All its years-long investment in Syria may as well come to naught. Moreover, a polarization that may arise in Syria would probably put Russia in a difficult situation in Ukraine as well. Syria cannot be dealt with in isolation. Syria is the trigger for Ukraine.
Just as Ukraine had triggered Syria, Syria may now trigger Ukraine. What allowed Russia the steps that it took in Ukraine and Syria was the fragility and weakness in the Atlantic line. But things in the Trump era will not be the same as they were during Obama's term.
On the contrary, the loose screws, as it were, will be tightened. Russia is also aware of this actually. And it is why it is worried. And as it gives in more and more to this fear, it is losing its control. As it falls deeper into a spiral of threat, it will push away Turkey.
In fact, this attitude should not surprise anyone. According to American diplomat and political scientist Henry Kissinger, Russian diplomacy is based on fear. You can find many instances of this in the history of Russia.
During the Cold War, it treated its partners as satellites instead of allies. It increased the pressure on the communist countries that it was afraid of losing. As the pressure mounted, its fears also grew. The 1956 Hungarian Revolution and the 1968 Prague Spring were results of the same kind of mistake.
Russia has in the past tried a similar threat but ended up with bad results. For example, it tried to corner Turkey after the Second World War using the issue of Straits and making territorial demands which in turn led Turkey to develop closer ties with the U.S. In doing so, Russia triggered an early polarization during the Cold War era.
Kenneth Waltz, another American political scientist, implied that state heads were free to do stupid things but could not possibly do them repeatedly. He added that those who repeated stupid mistakes were bound to go down in history as losers.

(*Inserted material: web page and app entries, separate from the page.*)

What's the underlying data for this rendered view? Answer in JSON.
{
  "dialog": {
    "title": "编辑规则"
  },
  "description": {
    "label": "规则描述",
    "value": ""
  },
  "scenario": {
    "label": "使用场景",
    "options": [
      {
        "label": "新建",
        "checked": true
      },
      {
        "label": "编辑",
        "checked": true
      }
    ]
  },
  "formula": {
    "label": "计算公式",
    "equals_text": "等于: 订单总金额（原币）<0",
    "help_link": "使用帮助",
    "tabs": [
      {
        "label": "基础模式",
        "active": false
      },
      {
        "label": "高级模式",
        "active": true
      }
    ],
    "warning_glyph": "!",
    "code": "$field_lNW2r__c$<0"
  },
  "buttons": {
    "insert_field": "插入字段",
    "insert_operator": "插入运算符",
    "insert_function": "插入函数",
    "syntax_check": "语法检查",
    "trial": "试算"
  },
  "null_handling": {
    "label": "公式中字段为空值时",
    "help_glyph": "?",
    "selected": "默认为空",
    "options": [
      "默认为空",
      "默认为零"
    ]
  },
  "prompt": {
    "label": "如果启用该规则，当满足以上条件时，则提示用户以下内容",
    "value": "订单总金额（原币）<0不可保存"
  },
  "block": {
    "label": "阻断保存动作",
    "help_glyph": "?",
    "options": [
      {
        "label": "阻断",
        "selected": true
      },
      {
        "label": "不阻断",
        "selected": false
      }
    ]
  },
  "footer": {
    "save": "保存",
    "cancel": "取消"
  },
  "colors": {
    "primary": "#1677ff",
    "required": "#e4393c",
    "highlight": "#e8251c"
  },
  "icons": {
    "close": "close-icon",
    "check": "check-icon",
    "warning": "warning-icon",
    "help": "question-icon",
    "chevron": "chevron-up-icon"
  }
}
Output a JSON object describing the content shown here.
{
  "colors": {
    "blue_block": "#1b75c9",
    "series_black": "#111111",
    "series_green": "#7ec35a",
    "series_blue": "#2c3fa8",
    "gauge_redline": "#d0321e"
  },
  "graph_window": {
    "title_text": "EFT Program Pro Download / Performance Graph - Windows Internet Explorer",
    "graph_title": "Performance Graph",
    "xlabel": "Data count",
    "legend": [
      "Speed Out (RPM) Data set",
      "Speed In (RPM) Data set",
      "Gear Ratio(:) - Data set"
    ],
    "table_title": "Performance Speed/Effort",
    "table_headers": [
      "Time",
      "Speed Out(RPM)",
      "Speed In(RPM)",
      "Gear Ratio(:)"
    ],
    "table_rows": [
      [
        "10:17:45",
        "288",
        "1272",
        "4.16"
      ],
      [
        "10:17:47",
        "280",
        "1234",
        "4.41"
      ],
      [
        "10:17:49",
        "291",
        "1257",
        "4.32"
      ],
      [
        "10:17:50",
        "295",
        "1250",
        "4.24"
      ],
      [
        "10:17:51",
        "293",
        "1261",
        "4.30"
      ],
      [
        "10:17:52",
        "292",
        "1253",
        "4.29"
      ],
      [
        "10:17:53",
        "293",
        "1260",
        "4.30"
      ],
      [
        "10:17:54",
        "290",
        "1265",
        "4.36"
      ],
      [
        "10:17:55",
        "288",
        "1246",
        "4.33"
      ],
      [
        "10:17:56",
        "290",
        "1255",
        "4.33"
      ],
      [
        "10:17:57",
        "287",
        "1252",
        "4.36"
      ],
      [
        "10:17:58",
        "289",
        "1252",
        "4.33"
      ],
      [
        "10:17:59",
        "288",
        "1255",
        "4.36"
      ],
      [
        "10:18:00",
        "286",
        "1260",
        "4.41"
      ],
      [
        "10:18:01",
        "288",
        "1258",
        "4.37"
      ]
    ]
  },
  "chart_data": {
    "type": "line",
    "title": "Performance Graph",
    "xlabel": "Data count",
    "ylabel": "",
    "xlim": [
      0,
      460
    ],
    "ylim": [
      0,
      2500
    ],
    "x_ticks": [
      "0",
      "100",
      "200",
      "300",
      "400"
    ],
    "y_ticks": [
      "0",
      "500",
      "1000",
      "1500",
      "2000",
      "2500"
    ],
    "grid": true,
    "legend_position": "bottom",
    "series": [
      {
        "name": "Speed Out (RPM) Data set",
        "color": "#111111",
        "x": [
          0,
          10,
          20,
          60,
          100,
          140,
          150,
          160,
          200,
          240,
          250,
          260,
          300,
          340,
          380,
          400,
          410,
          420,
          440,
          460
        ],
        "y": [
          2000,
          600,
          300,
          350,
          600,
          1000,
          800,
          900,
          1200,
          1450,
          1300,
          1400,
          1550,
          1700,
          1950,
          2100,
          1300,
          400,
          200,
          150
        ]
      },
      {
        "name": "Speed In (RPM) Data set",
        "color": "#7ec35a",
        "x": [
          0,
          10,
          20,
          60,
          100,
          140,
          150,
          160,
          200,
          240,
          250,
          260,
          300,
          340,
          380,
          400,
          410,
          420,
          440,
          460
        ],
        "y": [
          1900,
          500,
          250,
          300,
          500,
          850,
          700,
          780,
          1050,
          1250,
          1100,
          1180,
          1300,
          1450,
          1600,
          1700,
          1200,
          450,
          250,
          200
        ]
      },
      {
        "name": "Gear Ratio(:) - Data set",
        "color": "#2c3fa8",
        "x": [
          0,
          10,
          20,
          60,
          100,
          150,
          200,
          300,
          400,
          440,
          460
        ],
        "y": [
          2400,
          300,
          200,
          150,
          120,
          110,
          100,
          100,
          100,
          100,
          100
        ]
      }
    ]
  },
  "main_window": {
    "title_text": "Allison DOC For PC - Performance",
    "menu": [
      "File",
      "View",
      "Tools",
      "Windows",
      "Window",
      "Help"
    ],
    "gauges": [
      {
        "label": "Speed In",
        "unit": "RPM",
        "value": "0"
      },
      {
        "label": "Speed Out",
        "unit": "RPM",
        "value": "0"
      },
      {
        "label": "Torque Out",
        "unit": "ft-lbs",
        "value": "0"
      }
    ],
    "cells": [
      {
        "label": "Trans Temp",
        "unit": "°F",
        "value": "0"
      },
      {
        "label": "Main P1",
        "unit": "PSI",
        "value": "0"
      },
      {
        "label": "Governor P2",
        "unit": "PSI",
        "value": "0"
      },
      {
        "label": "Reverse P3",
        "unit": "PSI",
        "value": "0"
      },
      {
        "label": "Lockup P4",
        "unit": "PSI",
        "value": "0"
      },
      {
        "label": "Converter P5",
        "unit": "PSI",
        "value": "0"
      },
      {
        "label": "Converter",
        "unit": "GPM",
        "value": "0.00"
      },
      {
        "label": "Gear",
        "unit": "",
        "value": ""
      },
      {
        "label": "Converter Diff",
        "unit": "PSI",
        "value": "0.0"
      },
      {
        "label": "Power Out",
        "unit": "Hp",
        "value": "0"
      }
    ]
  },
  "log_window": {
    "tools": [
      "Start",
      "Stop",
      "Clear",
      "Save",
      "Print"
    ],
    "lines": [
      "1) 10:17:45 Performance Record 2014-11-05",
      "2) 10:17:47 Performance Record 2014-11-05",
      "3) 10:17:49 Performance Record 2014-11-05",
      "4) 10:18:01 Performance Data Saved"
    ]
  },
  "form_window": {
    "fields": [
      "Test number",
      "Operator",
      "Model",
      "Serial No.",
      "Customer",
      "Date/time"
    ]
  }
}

But in fact, different generations can repeat the same stupidity many times over. Rather than encouragement, they can opt for threats. Putin might repeat Stalin's error. He may alienate Turkey rather unnecessarily. But in that case, it may take another 50 years before it can get such an opportunity again.
If Russia has not understood what the PYD issue means to Turkey, even a cursory look at the process in which the U.S. alienated Turkey should suffice as an example. America's threats and blackmailing attempts also failed to persuade Turkey. They were counterproductive in that they pushed Turkey closer to Russia.
The PYD is such a central threat to Turkey that it can risk a lot to eliminate it. And in fact, Turkey will be determined to use the force that it has as a NATO member. The PYD has already been confined to a particular area. Turkey is thus less concerned now. It will wait to walk together with the one giving reassurance, not the one hurling threats.
Let us all wait and see how Russia will interpret this issue and what kind of choice it will make. If it acts with reason rather than fear, it should leave aside its threatening and blackmailing ways and proceed with the mutual transaction phase.
But for now, it is difficult to say that it is able to display such prudence. It seems like what it fears could come true indeed.
* Translated by Omer Colakoglu